Citation: Heck N and Benavides-Piccione R (2015) Editorial: Dendritic spines: from shape to function. Front. Neuroanat. 9:101. doi: 10.3389/fnana.2015.00101

Received: 23 June 2015; Accepted: 13 July 2015;
Published: 28 July 2015.

Edited by:

Patrick R. Hof, Icahn School of Medicine at Mount Sinai, USA

Reviewed by:

Yuko Hara, Icahn School of Medicine at Mount Sinai, USA

Copyright © 2015 Heck and Benavides-Piccione. This is an open-access article distributed under the terms of the Creative Commons Attribution License (CC BY). The use, distribution or reproduction in other forums is permitted, provided the original author(s) or licensor are credited and that the original publication in this journal is cited, in accordance with accepted academic practice. No use, distribution or reproduction is permitted which does not comply with these terms.

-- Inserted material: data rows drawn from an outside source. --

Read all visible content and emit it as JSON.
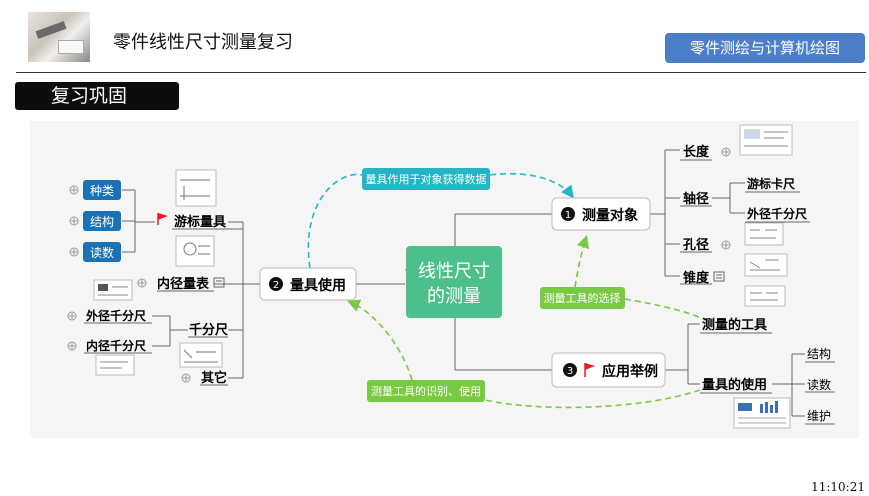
{
  "header": {
    "title": "零件线性尺寸测量复习",
    "course": "零件测绘与计算机绘图",
    "section": "复习巩固"
  },
  "mindmap": {
    "central": [
      "线性尺寸",
      "的测量"
    ],
    "node_object": "测量对象",
    "node_object_num": "1",
    "node_usage": "量具使用",
    "node_usage_num": "2",
    "node_example": "应用举例",
    "node_example_num": "3",
    "object_children": {
      "length": "长度",
      "shaft": "轴径",
      "hole": "孔径",
      "taper": "锥度"
    },
    "shaft_children": {
      "vernier": "游标卡尺",
      "micrometer": "外径千分尺"
    },
    "usage_children": {
      "vernier_tool": "游标量具",
      "bore_gauge": "内径量表",
      "micrometer_group": "千分尺",
      "other": "其它"
    },
    "vernier_children": {
      "kind": "种类",
      "structure": "结构",
      "reading": "读数"
    },
    "micrometer_children": {
      "outer": "外径千分尺",
      "inner": "内径千分尺"
    },
    "example_children": {
      "tools": "测量的工具",
      "use": "量具的使用"
    },
    "use_children": {
      "structure": "结构",
      "reading": "读数",
      "maintenance": "维护"
    },
    "relations": {
      "tool_to_object": "量具作用于对象获得数据",
      "object_tool_choice": "测量工具的选择",
      "example_to_usage": "测量工具的识别、使用"
    }
  },
  "colors": {
    "central": "#4dbf8a",
    "blue_badge": "#4c7fc8",
    "teal_label": "#26b5c4",
    "green_label": "#7ac943",
    "leaf_blue": "#1a72b5",
    "flag_red": "#e02020"
  },
  "footer": {
    "time": "11:10:21"
  }
}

*Correspondence: Nicolas Heck and Ruth Benavides-Piccione, nicolas.heck@upmc.fr; rbp@cajal.csic.es

In memory of Dominique Muller